GLENDALE, Ariz. -- While his short stint on the ice didn't look too promising Monday, Detroit forward Johan Franzen is apparently ready to go for the Red Wings when they face the Coyotes in Game 3 of their Western Conference quarterfinal series.
Wearing a visor to cover the 23 stitches to his face suffered in a collision with Shane Doan early in Game 2, Franzen's stay on the Jobbing.com Arena ice lasted only a few minutes and he appeared frustrated with the results as he leaned on the boards near his bench before leaving the ice before drill began.
Detroit coach Mike Babcock said he expects his lineup to remain unchanged from Game 2, although he said he will have a few extra players dress and take part in the pregame skate.
"That's my plan at this point," he said.
Babcock also mentioned that replays showed some of Franzen's facial injuries were caused by the stick of Phoenix center Eric Belanger before Franzen's head hit the boards at Joe Louis Arena.
"We're lucky he's the Mule and he should be fine.''
Franzen returned to Game 2 midway through the second period without any facial protection and finished the game.
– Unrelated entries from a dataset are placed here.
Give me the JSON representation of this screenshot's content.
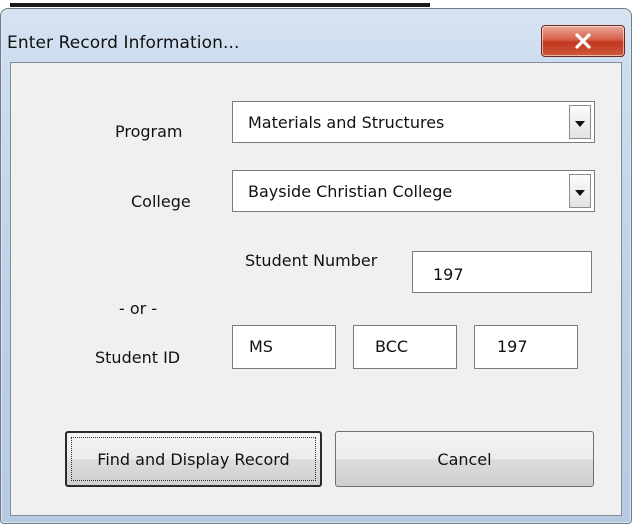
{
  "window": {
    "title": "Enter Record Information...",
    "close_label": "X",
    "close_icon": "close-icon"
  },
  "form": {
    "program": {
      "label": "Program",
      "value": "Materials and Structures",
      "dropdown_icon": "dropdown-arrow-icon"
    },
    "college": {
      "label": "College",
      "value": "Bayside Christian College",
      "dropdown_icon": "dropdown-arrow-icon"
    },
    "student_number": {
      "label": "Student Number",
      "value": "197"
    },
    "or_label": "- or -",
    "student_id": {
      "label": "Student ID",
      "part1": "MS",
      "part2": "BCC",
      "part3": "197"
    }
  },
  "buttons": {
    "find_label": "Find and Display Record",
    "cancel_label": "Cancel"
  },
  "colors": {
    "frame": "#c7d9ec",
    "client": "#f0f0f0",
    "close_button": "#c1371f"
  }
}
If Franzen can't go, veteran Mike Modano would be the likely replacement and the top three lines would be shuffled for the Red Wings, who will again be without center Henrik Zetterberg (sprained left knee).
Zetterberg skated again Monday and is making progress, although he won't play in Phoenix and isn't expected until at least Game 6 in this series, if there is one.
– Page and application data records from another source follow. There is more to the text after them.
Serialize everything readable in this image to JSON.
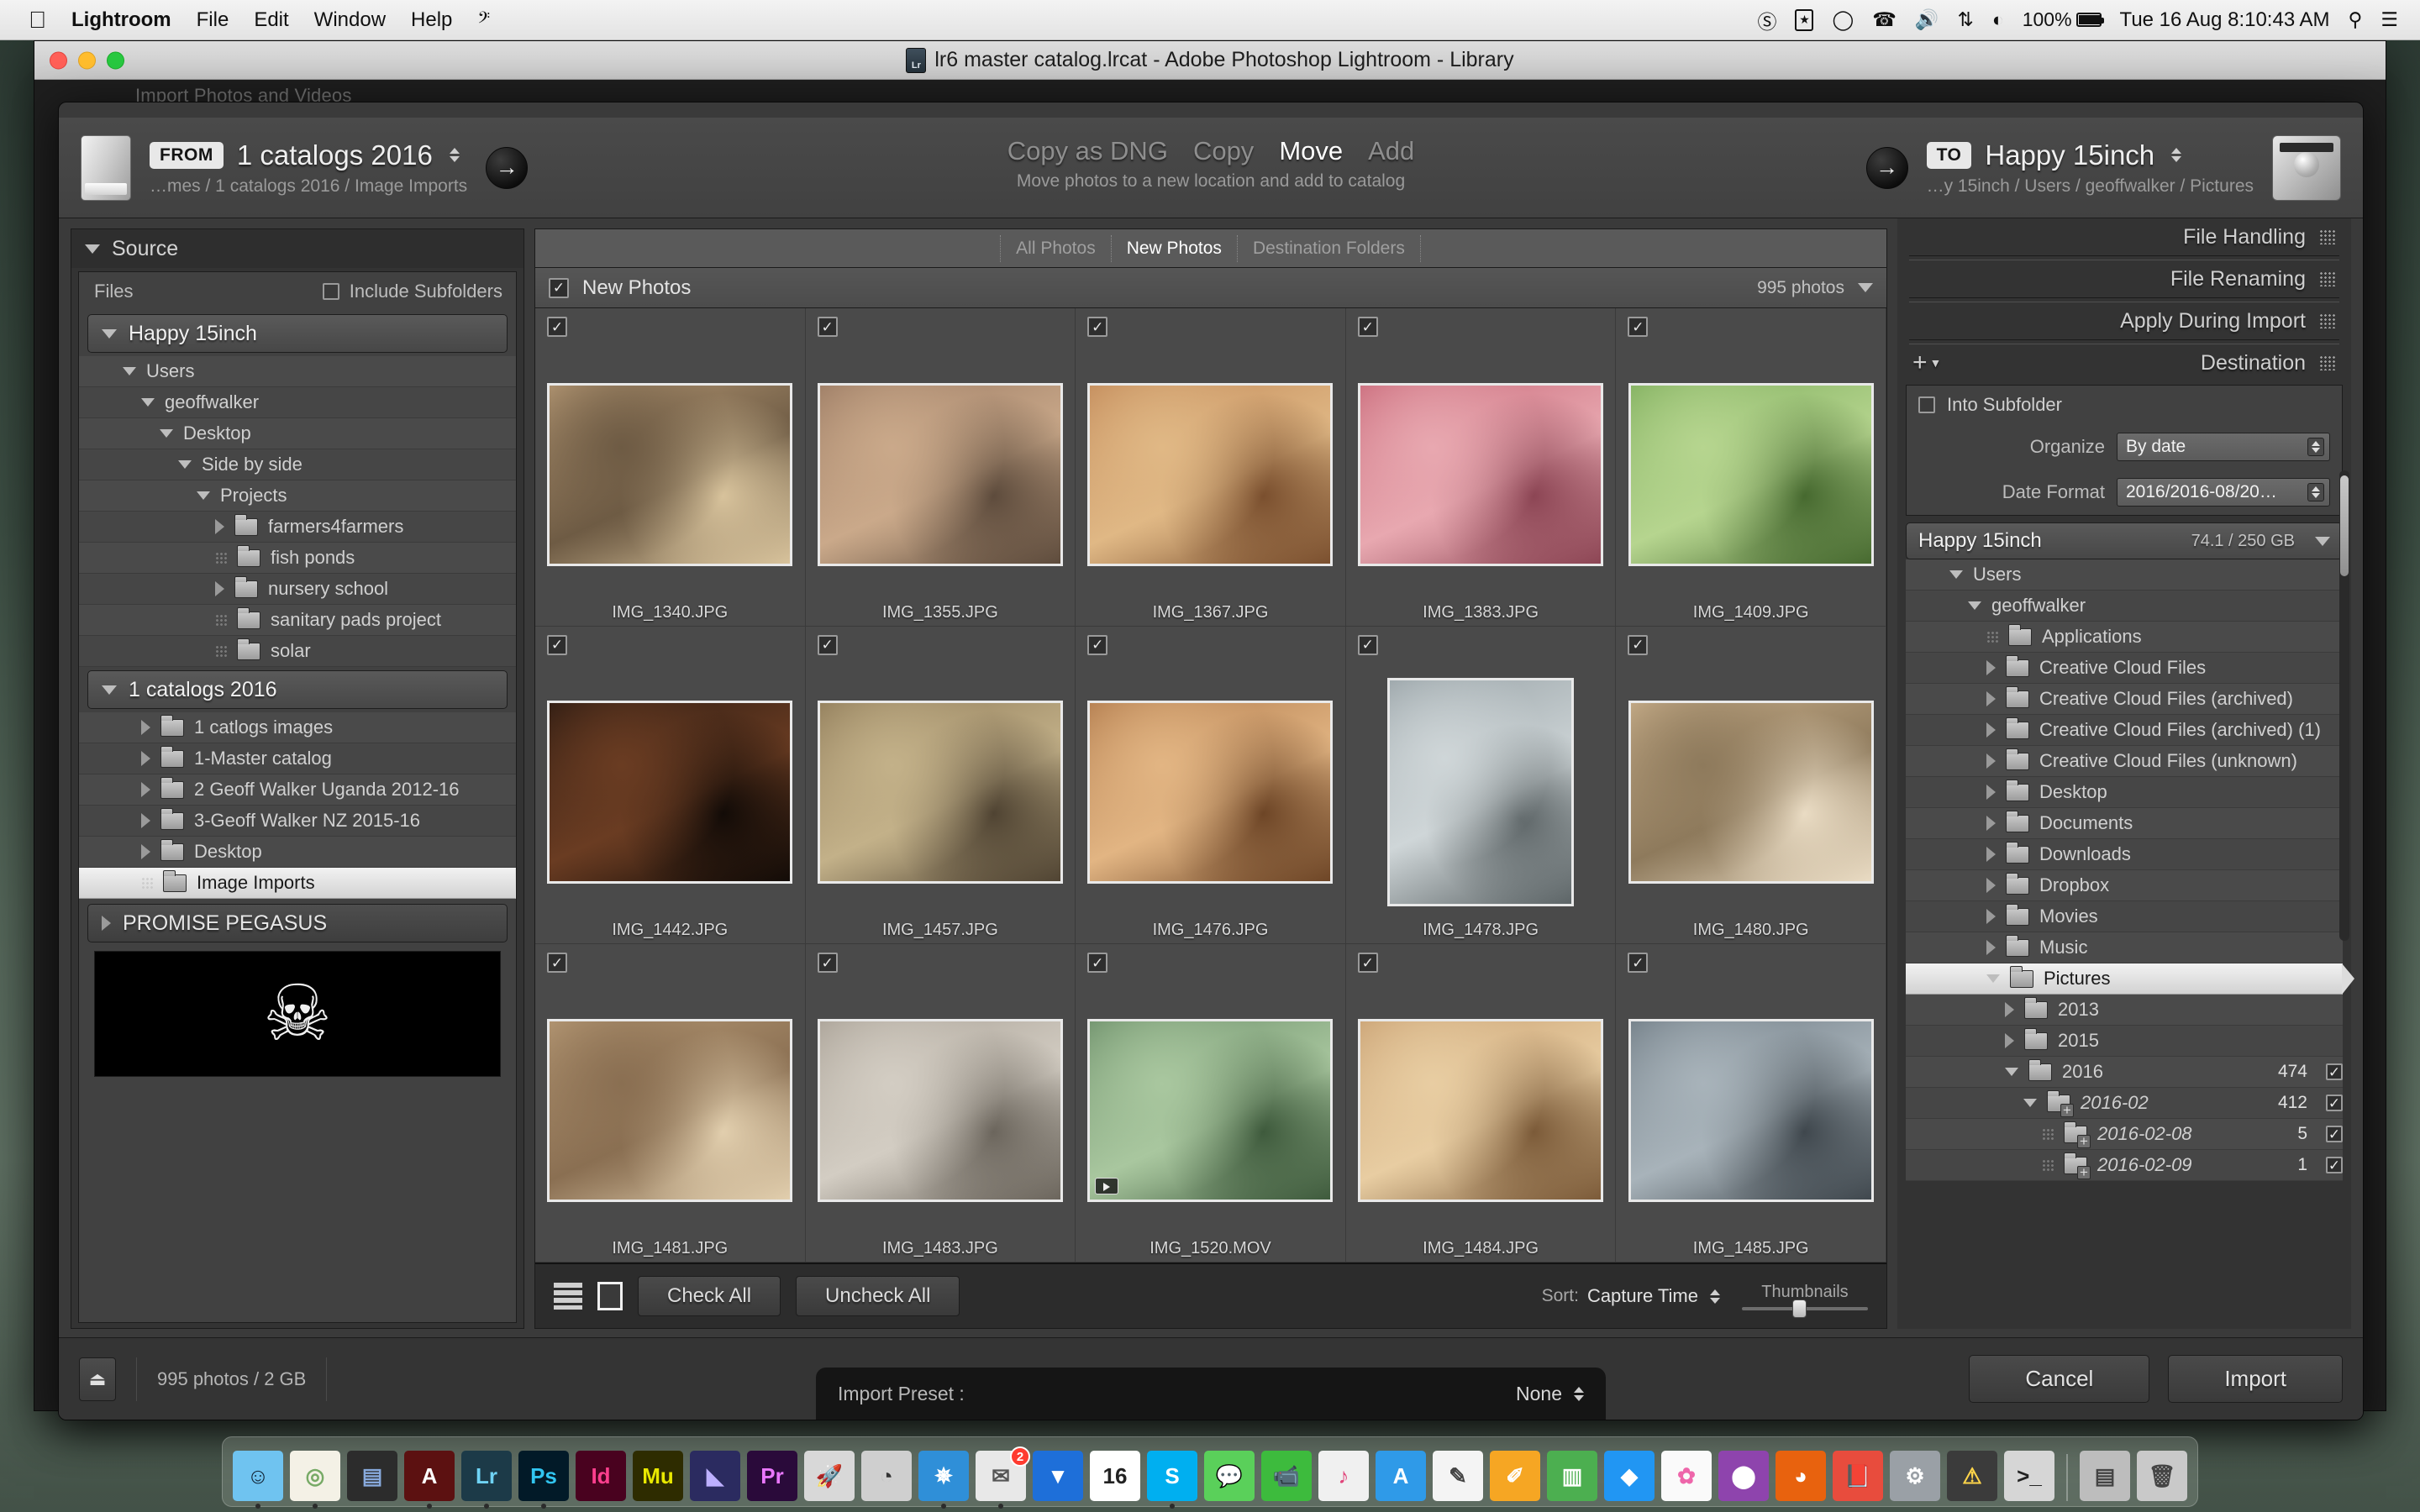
{
  "menubar": {
    "apple": "",
    "items": [
      "Lightroom",
      "File",
      "Edit",
      "Window",
      "Help"
    ],
    "app_name": "Lightroom",
    "extra_glyph": "𝄞",
    "status_icons": [
      "nortonlike-icon",
      "bookmark-icon",
      "clock-icon",
      "phone-icon",
      "volume-icon",
      "bluetooth-icon",
      "wifi-icon"
    ],
    "battery_percent": "100%",
    "clock": "Tue 16 Aug  8:10:43 AM",
    "search_glyph": "⌕",
    "list_glyph": "☰"
  },
  "window": {
    "title": "lr6 master catalog.lrcat - Adobe Photoshop Lightroom - Library",
    "catalog_badge": "Lr",
    "ghost_title": "Import Photos and Videos"
  },
  "header": {
    "from_chip": "FROM",
    "from_name": "1 catalogs 2016",
    "from_path": "…mes / 1 catalogs 2016 / Image Imports",
    "modes": [
      {
        "label": "Copy as DNG",
        "active": false
      },
      {
        "label": "Copy",
        "active": false
      },
      {
        "label": "Move",
        "active": true
      },
      {
        "label": "Add",
        "active": false
      }
    ],
    "mode_description": "Move photos to a new location and add to catalog",
    "to_chip": "TO",
    "to_name": "Happy 15inch",
    "to_path": "…y 15inch / Users / geoffwalker / Pictures"
  },
  "source": {
    "panel_title": "Source",
    "files_label": "Files",
    "include_subfolders_label": "Include Subfolders",
    "include_subfolders_checked": false,
    "volume1": "Happy 15inch",
    "tree1": [
      {
        "label": "Users",
        "indent": 1,
        "twisty": "down",
        "folder": false
      },
      {
        "label": "geoffwalker",
        "indent": 2,
        "twisty": "down",
        "folder": false
      },
      {
        "label": "Desktop",
        "indent": 3,
        "twisty": "down",
        "folder": false
      },
      {
        "label": "Side by side",
        "indent": 4,
        "twisty": "down",
        "folder": false
      },
      {
        "label": "Projects",
        "indent": 5,
        "twisty": "down",
        "folder": false
      },
      {
        "label": "farmers4farmers",
        "indent": 6,
        "twisty": "right",
        "folder": true
      },
      {
        "label": "fish ponds",
        "indent": 6,
        "twisty": "dots",
        "folder": true
      },
      {
        "label": "nursery school",
        "indent": 6,
        "twisty": "right",
        "folder": true
      },
      {
        "label": "sanitary pads project",
        "indent": 6,
        "twisty": "dots",
        "folder": true
      },
      {
        "label": "solar",
        "indent": 6,
        "twisty": "dots",
        "folder": true
      }
    ],
    "volume2": "1 catalogs 2016",
    "tree2": [
      {
        "label": "1 catlogs images",
        "indent": 2,
        "twisty": "right",
        "folder": true,
        "selected": false
      },
      {
        "label": "1-Master catalog",
        "indent": 2,
        "twisty": "right",
        "folder": true,
        "selected": false
      },
      {
        "label": "2 Geoff Walker Uganda 2012-16",
        "indent": 2,
        "twisty": "right",
        "folder": true,
        "selected": false
      },
      {
        "label": "3-Geoff Walker NZ 2015-16",
        "indent": 2,
        "twisty": "right",
        "folder": true,
        "selected": false
      },
      {
        "label": "Desktop",
        "indent": 2,
        "twisty": "right",
        "folder": true,
        "selected": false
      },
      {
        "label": "Image Imports",
        "indent": 2,
        "twisty": "dots",
        "folder": true,
        "selected": true
      }
    ],
    "volume3": "PROMISE PEGASUS",
    "preview_icon": "skull-and-crossbones"
  },
  "center": {
    "segments": [
      {
        "label": "All Photos",
        "active": false
      },
      {
        "label": "New Photos",
        "active": true
      },
      {
        "label": "Destination Folders",
        "active": false
      }
    ],
    "grid_header_label": "New Photos",
    "grid_header_checked": true,
    "photo_count": "995 photos",
    "cells": [
      {
        "filename": "IMG_1340.JPG",
        "checked": true,
        "orientation": "landscape",
        "video": false
      },
      {
        "filename": "IMG_1355.JPG",
        "checked": true,
        "orientation": "landscape",
        "video": false
      },
      {
        "filename": "IMG_1367.JPG",
        "checked": true,
        "orientation": "landscape",
        "video": false
      },
      {
        "filename": "IMG_1383.JPG",
        "checked": true,
        "orientation": "landscape",
        "video": false
      },
      {
        "filename": "IMG_1409.JPG",
        "checked": true,
        "orientation": "landscape",
        "video": false
      },
      {
        "filename": "IMG_1442.JPG",
        "checked": true,
        "orientation": "landscape",
        "video": false
      },
      {
        "filename": "IMG_1457.JPG",
        "checked": true,
        "orientation": "landscape",
        "video": false
      },
      {
        "filename": "IMG_1476.JPG",
        "checked": true,
        "orientation": "landscape",
        "video": false
      },
      {
        "filename": "IMG_1478.JPG",
        "checked": true,
        "orientation": "portrait",
        "video": false
      },
      {
        "filename": "IMG_1480.JPG",
        "checked": true,
        "orientation": "landscape",
        "video": false
      },
      {
        "filename": "IMG_1481.JPG",
        "checked": true,
        "orientation": "landscape",
        "video": false
      },
      {
        "filename": "IMG_1483.JPG",
        "checked": true,
        "orientation": "landscape",
        "video": false
      },
      {
        "filename": "IMG_1520.MOV",
        "checked": true,
        "orientation": "landscape",
        "video": true
      },
      {
        "filename": "IMG_1484.JPG",
        "checked": true,
        "orientation": "landscape",
        "video": false
      },
      {
        "filename": "IMG_1485.JPG",
        "checked": true,
        "orientation": "landscape",
        "video": false
      }
    ],
    "toolbar": {
      "check_all": "Check All",
      "uncheck_all": "Uncheck All",
      "sort_label": "Sort:",
      "sort_value": "Capture Time",
      "thumbnails_label": "Thumbnails"
    }
  },
  "right": {
    "sections": [
      {
        "title": "File Handling",
        "expanded": false
      },
      {
        "title": "File Renaming",
        "expanded": false
      },
      {
        "title": "Apply During Import",
        "expanded": false
      },
      {
        "title": "Destination",
        "expanded": true
      }
    ],
    "destination": {
      "into_subfolder_label": "Into Subfolder",
      "into_subfolder_checked": false,
      "organize_label": "Organize",
      "organize_value": "By date",
      "date_format_label": "Date Format",
      "date_format_value": "2016/2016-08/20…",
      "volume": "Happy 15inch",
      "capacity": "74.1 / 250 GB",
      "tree": [
        {
          "label": "Users",
          "indent": 1,
          "twisty": "down",
          "folder": false,
          "count": "",
          "checked": null,
          "italic": false,
          "selected": false
        },
        {
          "label": "geoffwalker",
          "indent": 2,
          "twisty": "down",
          "folder": false,
          "count": "",
          "checked": null,
          "italic": false,
          "selected": false
        },
        {
          "label": "Applications",
          "indent": 3,
          "twisty": "dots",
          "folder": true,
          "count": "",
          "checked": null,
          "italic": false,
          "selected": false
        },
        {
          "label": "Creative Cloud Files",
          "indent": 3,
          "twisty": "right",
          "folder": true,
          "count": "",
          "checked": null,
          "italic": false,
          "selected": false
        },
        {
          "label": "Creative Cloud Files (archived)",
          "indent": 3,
          "twisty": "right",
          "folder": true,
          "count": "",
          "checked": null,
          "italic": false,
          "selected": false
        },
        {
          "label": "Creative Cloud Files (archived) (1)",
          "indent": 3,
          "twisty": "right",
          "folder": true,
          "count": "",
          "checked": null,
          "italic": false,
          "selected": false
        },
        {
          "label": "Creative Cloud Files (unknown)",
          "indent": 3,
          "twisty": "right",
          "folder": true,
          "count": "",
          "checked": null,
          "italic": false,
          "selected": false
        },
        {
          "label": "Desktop",
          "indent": 3,
          "twisty": "right",
          "folder": true,
          "count": "",
          "checked": null,
          "italic": false,
          "selected": false
        },
        {
          "label": "Documents",
          "indent": 3,
          "twisty": "right",
          "folder": true,
          "count": "",
          "checked": null,
          "italic": false,
          "selected": false
        },
        {
          "label": "Downloads",
          "indent": 3,
          "twisty": "right",
          "folder": true,
          "count": "",
          "checked": null,
          "italic": false,
          "selected": false
        },
        {
          "label": "Dropbox",
          "indent": 3,
          "twisty": "right",
          "folder": true,
          "count": "",
          "checked": null,
          "italic": false,
          "selected": false
        },
        {
          "label": "Movies",
          "indent": 3,
          "twisty": "right",
          "folder": true,
          "count": "",
          "checked": null,
          "italic": false,
          "selected": false
        },
        {
          "label": "Music",
          "indent": 3,
          "twisty": "right",
          "folder": true,
          "count": "",
          "checked": null,
          "italic": false,
          "selected": false
        },
        {
          "label": "Pictures",
          "indent": 3,
          "twisty": "down",
          "folder": true,
          "count": "",
          "checked": null,
          "italic": false,
          "selected": true
        },
        {
          "label": "2013",
          "indent": 4,
          "twisty": "right",
          "folder": true,
          "count": "",
          "checked": null,
          "italic": false,
          "selected": false
        },
        {
          "label": "2015",
          "indent": 4,
          "twisty": "right",
          "folder": true,
          "count": "",
          "checked": null,
          "italic": false,
          "selected": false
        },
        {
          "label": "2016",
          "indent": 4,
          "twisty": "down",
          "folder": true,
          "count": "474",
          "checked": true,
          "italic": false,
          "selected": false
        },
        {
          "label": "2016-02",
          "indent": 5,
          "twisty": "down",
          "folder": "plus",
          "count": "412",
          "checked": true,
          "italic": true,
          "selected": false
        },
        {
          "label": "2016-02-08",
          "indent": 6,
          "twisty": "dots",
          "folder": "plus",
          "count": "5",
          "checked": true,
          "italic": true,
          "selected": false
        },
        {
          "label": "2016-02-09",
          "indent": 6,
          "twisty": "dots",
          "folder": "plus",
          "count": "1",
          "checked": true,
          "italic": true,
          "selected": false
        }
      ]
    }
  },
  "bottom": {
    "eject_glyph": "⏏",
    "status": "995 photos / 2 GB",
    "import_preset_label": "Import Preset :",
    "import_preset_value": "None",
    "cancel": "Cancel",
    "import": "Import"
  },
  "dock": {
    "items": [
      {
        "name": "finder",
        "label": "☺",
        "bg": "#6fc3f0",
        "fg": "#123",
        "running": true
      },
      {
        "name": "maps",
        "label": "◎",
        "bg": "#f4f1e6",
        "fg": "#7a6",
        "running": true
      },
      {
        "name": "keynote-ish",
        "label": "▤",
        "bg": "#2c2c2c",
        "fg": "#8ad",
        "running": false
      },
      {
        "name": "acrobat",
        "label": "A",
        "bg": "#5c1111",
        "fg": "#fff",
        "running": true
      },
      {
        "name": "lightroom",
        "label": "Lr",
        "bg": "#1c3a48",
        "fg": "#6fd3f5",
        "running": true
      },
      {
        "name": "photoshop",
        "label": "Ps",
        "bg": "#021a28",
        "fg": "#31c5f0",
        "running": true
      },
      {
        "name": "indesign",
        "label": "Id",
        "bg": "#49021f",
        "fg": "#ff3f8e",
        "running": false
      },
      {
        "name": "muse",
        "label": "Mu",
        "bg": "#2e2c00",
        "fg": "#e8e800",
        "running": false
      },
      {
        "name": "edge-animate",
        "label": "◣",
        "bg": "#2b2b60",
        "fg": "#bdb0ff",
        "running": false
      },
      {
        "name": "premiere",
        "label": "Pr",
        "bg": "#2a0a3a",
        "fg": "#ea77ff",
        "running": false
      },
      {
        "name": "launchpad",
        "label": "🚀",
        "bg": "#d8d8d8",
        "fg": "#333",
        "running": false
      },
      {
        "name": "image-capture",
        "label": "◔",
        "bg": "#cfcfcf",
        "fg": "#333",
        "running": false
      },
      {
        "name": "safari",
        "label": "✵",
        "bg": "#2f8fd8",
        "fg": "#fff",
        "running": true
      },
      {
        "name": "mail",
        "label": "✉",
        "bg": "#e8e8e8",
        "fg": "#555",
        "running": true,
        "badge": "2"
      },
      {
        "name": "dropbox",
        "label": "▼",
        "bg": "#1e6fd9",
        "fg": "#fff",
        "running": false
      },
      {
        "name": "calendar",
        "label": "16",
        "bg": "#ffffff",
        "fg": "#222",
        "running": false
      },
      {
        "name": "skype",
        "label": "S",
        "bg": "#00aff0",
        "fg": "#fff",
        "running": true
      },
      {
        "name": "messages",
        "label": "💬",
        "bg": "#5ad05a",
        "fg": "#fff",
        "running": false
      },
      {
        "name": "facetime",
        "label": "📹",
        "bg": "#3dbb3d",
        "fg": "#fff",
        "running": false
      },
      {
        "name": "itunes",
        "label": "♪",
        "bg": "#f0f0f0",
        "fg": "#e0457b",
        "running": false
      },
      {
        "name": "appstore",
        "label": "A",
        "bg": "#2f9ae8",
        "fg": "#fff",
        "running": false
      },
      {
        "name": "textedit",
        "label": "✎",
        "bg": "#f4f4f4",
        "fg": "#444",
        "running": false
      },
      {
        "name": "pages",
        "label": "✐",
        "bg": "#f6a623",
        "fg": "#fff",
        "running": false
      },
      {
        "name": "numbers",
        "label": "▥",
        "bg": "#4caf50",
        "fg": "#fff",
        "running": false
      },
      {
        "name": "keynote",
        "label": "◆",
        "bg": "#2196f3",
        "fg": "#fff",
        "running": false
      },
      {
        "name": "photos",
        "label": "✿",
        "bg": "#fafafa",
        "fg": "#e6a",
        "running": false
      },
      {
        "name": "utility",
        "label": "⬤",
        "bg": "#8e44ad",
        "fg": "#fff",
        "running": false
      },
      {
        "name": "firefox",
        "label": "◕",
        "bg": "#e8620e",
        "fg": "#fff",
        "running": false
      },
      {
        "name": "books",
        "label": "📕",
        "bg": "#e84c3d",
        "fg": "#fff",
        "running": false
      },
      {
        "name": "system-prefs",
        "label": "⚙",
        "bg": "#9aa0a6",
        "fg": "#fff",
        "running": false
      },
      {
        "name": "warning-app",
        "label": "⚠",
        "bg": "#3b3b3b",
        "fg": "#ffd54a",
        "running": false
      },
      {
        "name": "terminal",
        "label": ">_",
        "bg": "#d6d6d6",
        "fg": "#222",
        "running": false
      },
      {
        "name": "documents-stack",
        "label": "▤",
        "bg": "#bdbdbd",
        "fg": "#444",
        "running": false
      },
      {
        "name": "trash",
        "label": "🗑",
        "bg": "#c9c9c9",
        "fg": "#444",
        "running": false
      }
    ]
  }
}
For the Coyotes, defenseman Ed Jovanovski took part in the morning skate and is good to go after suffering an upper-body injury in the second period of Game 2. Jovanovski also skated without a caged mask over his face for the first time since returning injury on April 1 and is contemplating playing without it for the first time as well.
Jovanovski underwent orbital bone surgery in late February and missed 20 games before returning with the mask, which he has found to be restrictive and uncomfortable.
"It's always tough finding pucks down low when you've got this barbed wire in front of your face," Jovanovski said. "But you also have to be smart too. Anytime you go on the ice there is a risk you take. I'll talk to the trainers and see what they say."